Alvar Aalto Studio Tour
For the second consecutive edition of London Design Biennale, the Domenic Lippa team at Pentagram has created the visual identity and promotional materials. As with the previous identity, a restricted colour palette of orange, black and white is used.
The newest cover of National Geographic is set to become one for the ages. As the world continues to drown in single-use plastic, the iconic magazine has launched a multi-year initiative called Planet or Plastic? The newly unveiled June 2018 cover illustration by Jorge Gamboa is a heartbreaking visualization of the reality we’re collectively facing.
What happens when art meets technology? Meet two companies using their specialties in photography and virtual reality to bring viewers inside the works of Damien Hirst and Zaha Hadid.
Captured at the dead of night, Australian photographer Tom Blachford’s latest series “Nihon Noir” captures Tokyo’s metabolist buildings.
Currently on show at the Gladstone Hotel is Ryerson University’s third-year Image Arts photography students have come together in a collaborative effort to present Fragments, a visual dialogue which centers on human experience.
Through large-format photographs, and over the course of several decades, Edward Burtynsky has chronicled the massive impact of manufacturing on the environment. Since the early 1980s, he has been documenting sites in Ontario, across Canada and internationally. Most recently, he has focused on global oil fields as well as the dramatic impact increasing demands for fresh water has on our landscapes. Often photography from an aerial perspective, he masterfully captures natural light conditions, illuminating the subjects without glorifying them. Through compelling and immersive visuals, he draws sustained and urgent attention to the complex effects of human life on this earth.
A fish dying in the arms of a man is what first strikes us upon entering Jonathas de Andrade’s exhibition. The film O peixe (The Fish) depicts in ten vignettes fishermen cradling their catch, the two species merged in a morbid embrace of sinew and scale. The scenes in the film, simultaneously brutal and tender, confront the viewer with the tension and pathos of the dying process, up until the fish takes its last breath. At that exact moment, the scene moves on to the next couple – man and fish – and the tension begins again, transforming the single action, through endless repetition, into a ritual. The predator, the human, is stronger than its prey, the animal. He dominates it, yet he devotes himself to the fish throughout the process of its passing.
Alleyways, lanterns, neon signs and merchants are the cinematic backdrops of local Japanese photographer and artist Masashi Wakui. His quite and intimate moments provide the spectator with a view of Japan that is appreciated by those who like to wander the streets and discover cities on their own accord.

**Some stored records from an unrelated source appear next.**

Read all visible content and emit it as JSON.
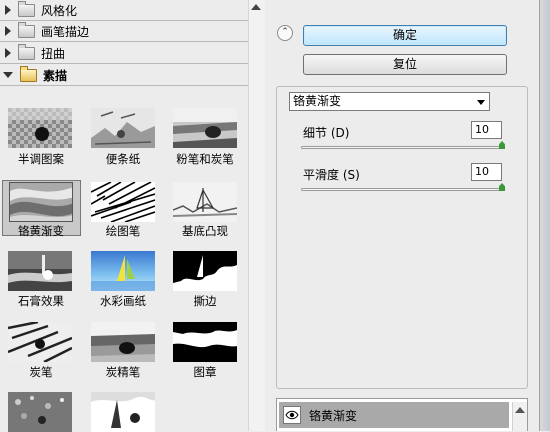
{
  "categories": [
    {
      "label": "风格化",
      "expanded": false,
      "icon": "folder-icon"
    },
    {
      "label": "画笔描边",
      "expanded": false,
      "icon": "folder-icon"
    },
    {
      "label": "扭曲",
      "expanded": false,
      "icon": "folder-icon"
    },
    {
      "label": "素描",
      "expanded": true,
      "icon": "folder-open-icon"
    }
  ],
  "filters": [
    {
      "label": "半调图案"
    },
    {
      "label": "便条纸"
    },
    {
      "label": "粉笔和炭笔"
    },
    {
      "label": "铬黄渐变",
      "selected": true
    },
    {
      "label": "绘图笔"
    },
    {
      "label": "基底凸现"
    },
    {
      "label": "石膏效果"
    },
    {
      "label": "水彩画纸"
    },
    {
      "label": "撕边"
    },
    {
      "label": "炭笔"
    },
    {
      "label": "炭精笔"
    },
    {
      "label": "图章"
    }
  ],
  "buttons": {
    "ok": "确定",
    "reset": "复位"
  },
  "settings": {
    "filter_name": "铬黄渐变",
    "detail": {
      "label": "细节 (D)",
      "value": "10",
      "level": 1.0
    },
    "smoothness": {
      "label": "平滑度 (S)",
      "value": "10",
      "level": 1.0
    }
  },
  "layers": {
    "name": "铬黄渐变",
    "icon": "eye-icon"
  },
  "colors": {
    "accent_button": "#bee6fd",
    "slider_knob": "#3a9a3a",
    "selection": "#c9c9c9"
  }
}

Souvenir d’un Futur documents the life of senior citizens living in the “Grands Ensembles” (large housing projects) around Paris. For the most part erected between the 1950s and the 1980s to address the housing crisis, urban migration and the inflow of foreign migrants while meeting modern comfort needs, these large estates are today often stigmatized by the media and marginalized by public opinion. In sharp contrast with these cliché views, and fascinated by these projects’ ambitious and dated modernistic features, French photographer, Laurent Kronental was moved by the living conditions of these urban veterans who have aged there, and who, he feels, are the memory of the locus. Kronental felt a need to examine their living conditions and shed light over a sometimes-neglected generation. Exposing these unsung and underestimated suburban areas is a means to reveal the poetry of aging environments slowly vanishing, and with them, the memory of modernist utopia. His photographs are tinted with melancholic, yet brave disenchantment. The majestic mass of the futuristic vessels seems to drift across an ocean of concrete. …